WHAT YOU NEED TO DO: Scan the material and copy out each line where the word "Patient" occurs.

DATA FOR THE TASK:

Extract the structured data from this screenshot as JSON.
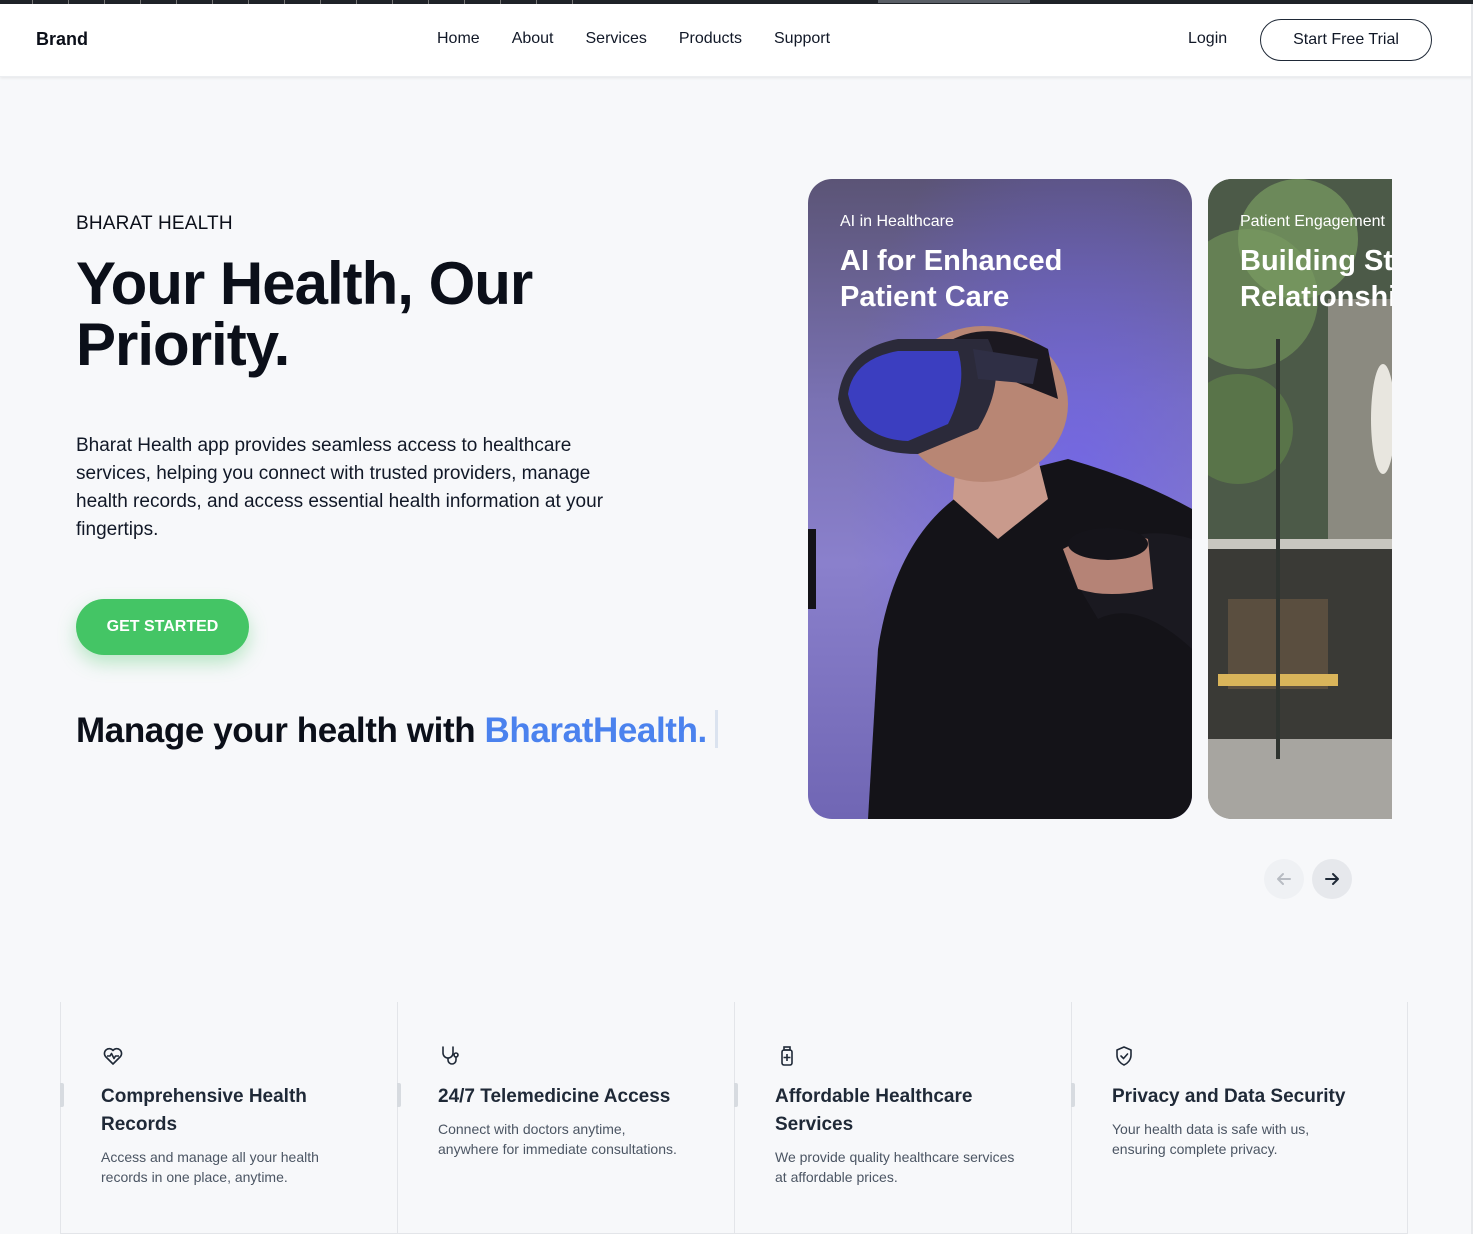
{
  "header": {
    "brand": "Brand",
    "nav": [
      "Home",
      "About",
      "Services",
      "Products",
      "Support"
    ],
    "login": "Login",
    "cta": "Start Free Trial"
  },
  "hero": {
    "eyebrow": "BHARAT HEALTH",
    "title": "Your Health, Our Priority.",
    "description": "Bharat Health app provides seamless access to healthcare services, helping you connect with trusted providers, manage health records, and access essential health information at your fingertips.",
    "button": "GET STARTED",
    "tagline_prefix": "Manage your health with ",
    "tagline_accent": "BharatHealth."
  },
  "carousel": {
    "cards": [
      {
        "category": "AI in Healthcare",
        "title": "AI for Enhanced Patient Care"
      },
      {
        "category": "Patient Engagement",
        "title": "Building Strong Patient Relationships"
      }
    ],
    "prev_icon": "arrow-left-icon",
    "next_icon": "arrow-right-icon"
  },
  "features": [
    {
      "icon": "heart-pulse-icon",
      "title": "Comprehensive Health Records",
      "text": "Access and manage all your health records in one place, anytime."
    },
    {
      "icon": "stethoscope-icon",
      "title": "24/7 Telemedicine Access",
      "text": "Connect with doctors anytime, anywhere for immediate consultations."
    },
    {
      "icon": "medicine-bottle-icon",
      "title": "Affordable Healthcare Services",
      "text": "We provide quality healthcare services at affordable prices."
    },
    {
      "icon": "shield-check-icon",
      "title": "Privacy and Data Security",
      "text": "Your health data is safe with us, ensuring complete privacy."
    }
  ],
  "colors": {
    "accent_green": "#44c565",
    "accent_blue": "#4b82ee",
    "text_dark": "#0b0f19",
    "background": "#f7f8fa"
  }
}
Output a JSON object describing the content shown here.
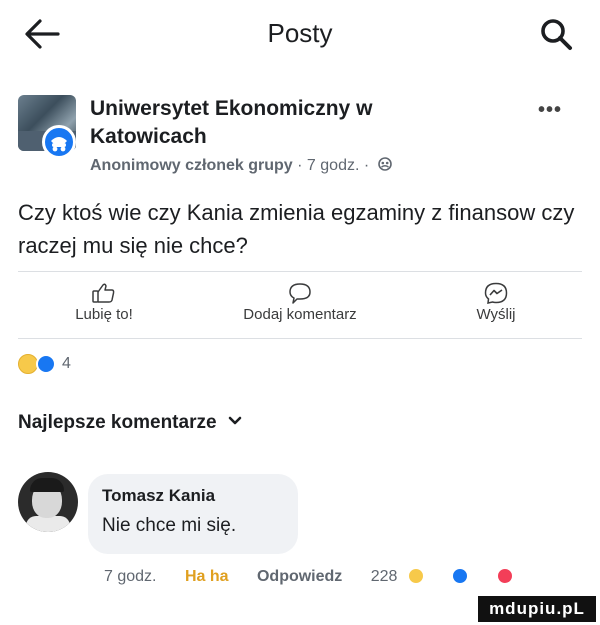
{
  "header": {
    "title": "Posty",
    "back_icon": "arrow-left-icon",
    "search_icon": "search-icon"
  },
  "post": {
    "group_name": "Uniwersytet Ekonomiczny w Katowicach",
    "author": "Anonimowy członek grupy",
    "time": "7 godz.",
    "separator": "·",
    "text": "Czy ktoś wie czy Kania zmienia egzaminy z finansow czy raczej mu się nie chce?"
  },
  "actions": {
    "like": "Lubię to!",
    "comment": "Dodaj komentarz",
    "send": "Wyślij"
  },
  "reactions": {
    "count": "4"
  },
  "best_comments": {
    "label": "Najlepsze komentarze"
  },
  "comment": {
    "author": "Tomasz Kania",
    "text": "Nie chce mi się.",
    "time": "7 godz.",
    "reaction_label": "Ha ha",
    "reply_label": "Odpowiedz",
    "reaction_count": "228"
  },
  "watermark": {
    "text": "mdupiu.pL"
  },
  "colors": {
    "accent": "#1877f2",
    "haha": "#f7c94a",
    "bubble": "#f0f2f5",
    "angry": "#f33e58"
  }
}
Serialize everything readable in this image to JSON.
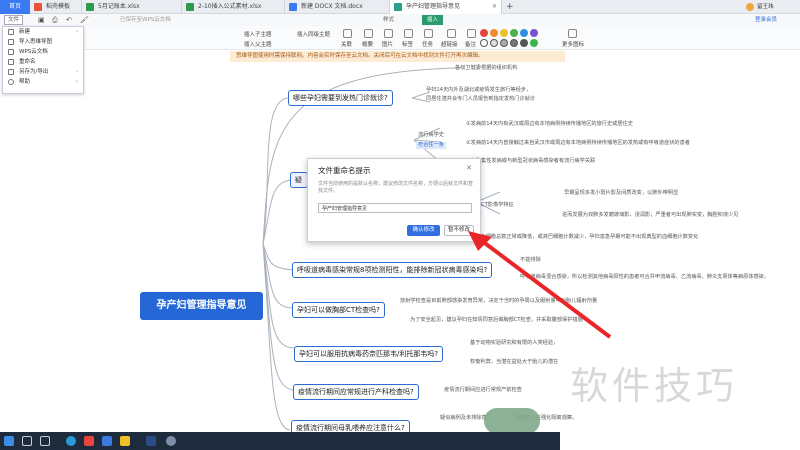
{
  "tabs": {
    "home": "首页",
    "items": [
      {
        "label": "稻壳模板",
        "color": "#e9523b"
      },
      {
        "label": "5月记账本.xlsx",
        "color": "#2b9a4f"
      },
      {
        "label": "2-10插入公式素材.xlsx",
        "color": "#2b9a4f"
      },
      {
        "label": "新建 DOCX 文档.docx",
        "color": "#3a79f2"
      },
      {
        "label": "孕产妇管理指导意见",
        "color": "#28a28a"
      }
    ],
    "login": "登录会员",
    "user": "留王玮"
  },
  "toolbar": {
    "file": "文件",
    "saved_status": "已保存至WPS云文档",
    "style": "样式",
    "insert": "插入",
    "export": "导出"
  },
  "file_menu": [
    {
      "label": "新建",
      "icon": "new-icon",
      "has_sub": true
    },
    {
      "label": "导入思维导图",
      "icon": "import-icon",
      "has_sub": false
    },
    {
      "label": "WPS云文档",
      "icon": "cloud-icon",
      "has_sub": false
    },
    {
      "label": "重命名",
      "icon": "rename-icon",
      "has_sub": false
    },
    {
      "label": "另存为/导出",
      "icon": "saveas-icon",
      "has_sub": true
    },
    {
      "label": "帮助",
      "icon": "help-icon",
      "has_sub": true
    }
  ],
  "ribbon": {
    "insert_child": "插入子主题",
    "insert_parent": "插入父主题",
    "insert_sibling": "插入同级主题",
    "relation": "关联",
    "summary": "概要",
    "image": "图片",
    "label": "标签",
    "task": "任务",
    "hyperlink": "超链接",
    "note": "备注",
    "more_icons": "更多图标"
  },
  "banner": "思维导图使用时需保持联网。内容会实时保存至云文档。关闭后可在云文档中找到文件打开再次编辑。",
  "mindmap": {
    "root": "孕产妇管理指导意见",
    "top_partial": "各级卫健委根据的组织机构",
    "nodes": [
      "哪些孕妇需要到发热门诊就诊?",
      "疑",
      "呼吸道病毒感染常规8项检测阳性，能排除新冠状病毒感染吗?",
      "孕妇可以做胸部CT检查吗?",
      "孕妇可以服用抗病毒药奈匹那韦/利托那韦吗?",
      "疫情流行期间应常规进行产科检查吗?",
      "疫情流行期间母乳喂养应注意什么?"
    ],
    "sub_texts": [
      "孕妇14天内外及湖北或疫情发生旅行等经步，",
      "同居住潜并会专门人员报告到指定发热门诊就诊",
      "流行病学史",
      "符合任一条",
      "①发病前14天内有武汉或周边有本地病例持续传播地区的旅行史或居住史",
      "②发病前14天内曾接触过来自武汉市或周边有本地病例持续传播地区的发热或有呼吸道症状的患者",
      "③有聚集性发病或与新型冠状病毒感染者有流行病学关联",
      "早期呈现多发小斑片影及间质改变，以肺外带明显",
      "进而发展为双肺多发磨玻璃影、浸润影，严重者可出现肺实变，胸腔积液少见",
      "CT影像学特征",
      "早期白细胞总数正常或降低，或淋巴细胞计数减少，孕妇患急孕期可能不出现典型的血细胞计数变化",
      "不能排除",
      "呼吸道病毒混合感染，所以检测其他病毒阳性的患者可合并甲流病毒、乙流病毒、肺炎支原体等病原体感染。",
      "放射学检查是目前肺部感染发育异常，决定于当时的孕周以及服射量中对胎儿辐射剂量",
      "为了安全起见，建议孕妇在知情同意后做胸部CT检查，并采取腹部保护措施",
      "基于动物实验研究和有限的人类经验，",
      "权衡利弊，当潜在益处大于胎儿的潜在",
      "疫情流行期间应进行常规产前检查",
      "疑似病例及未排除感",
      "的新生儿应强化隔离观察。"
    ]
  },
  "dialog": {
    "title": "文件重命名提示",
    "description": "文件当前使用的是默认名称，建议修改文件名称，方便以后就文件和查找文件。",
    "input_value": "孕产妇管理指导意见",
    "ok": "确认修改",
    "cancel": "暂不修改"
  },
  "watermark": "软件技巧",
  "colors": {
    "accent": "#2f6fe0",
    "root": "#2567d6",
    "node_border": "#2d6cd1",
    "arrow": "#e8262a",
    "banner_bg": "#fdebd3"
  }
}
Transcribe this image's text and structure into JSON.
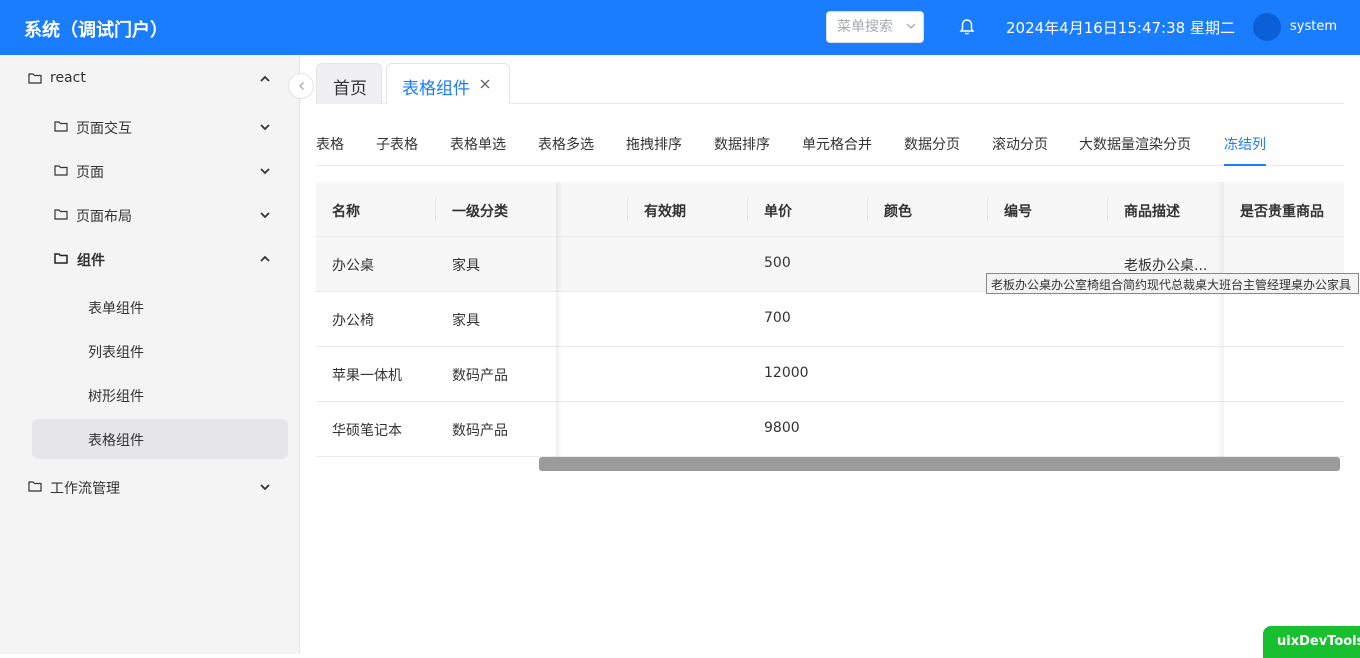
{
  "header": {
    "title": "系统（调试门户）",
    "search_placeholder": "菜单搜索",
    "datetime": "2024年4月16日15:47:38 星期二",
    "username": "system",
    "brand_color": "#1a7cff"
  },
  "sidebar": {
    "items": [
      {
        "label": "react"
      },
      {
        "label": "页面交互"
      },
      {
        "label": "页面"
      },
      {
        "label": "页面布局"
      },
      {
        "label": "组件"
      },
      {
        "label": "表单组件"
      },
      {
        "label": "列表组件"
      },
      {
        "label": "树形组件"
      },
      {
        "label": "表格组件"
      },
      {
        "label": "工作流管理"
      }
    ],
    "active_item": "表格组件"
  },
  "tabs": {
    "home": "首页",
    "current": "表格组件"
  },
  "subtabs": {
    "items": [
      "表格",
      "子表格",
      "表格单选",
      "表格多选",
      "拖拽排序",
      "数据排序",
      "单元格合并",
      "数据分页",
      "滚动分页",
      "大数据量渲染分页",
      "冻结列"
    ],
    "active": "冻结列"
  },
  "table": {
    "columns": [
      "名称",
      "一级分类",
      "有效期",
      "单价",
      "颜色",
      "编号",
      "商品描述",
      "是否贵重商品"
    ],
    "rows": [
      {
        "name": "办公桌",
        "category": "家具",
        "price": "500",
        "desc": "老板办公桌..."
      },
      {
        "name": "办公椅",
        "category": "家具",
        "price": "700",
        "desc": ""
      },
      {
        "name": "苹果一体机",
        "category": "数码产品",
        "price": "12000",
        "desc": ""
      },
      {
        "name": "华硕笔记本",
        "category": "数码产品",
        "price": "9800",
        "desc": ""
      }
    ],
    "tooltip": "老板办公桌办公室椅组合简约现代总裁桌大班台主管经理桌办公家具"
  },
  "devtools": {
    "label": "uixDevTools"
  }
}
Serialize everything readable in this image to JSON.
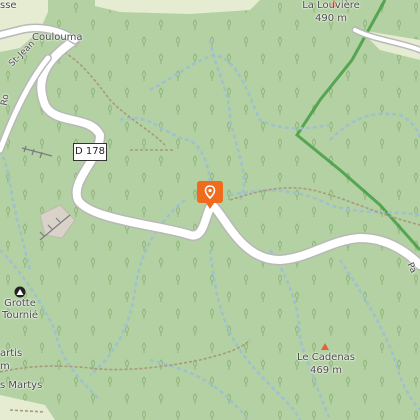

RESULT:
        "title": "AI for Enhanced Patient Care"
        "category": "Patient Engagement",
        "title": "Building Strong Patient Relationships"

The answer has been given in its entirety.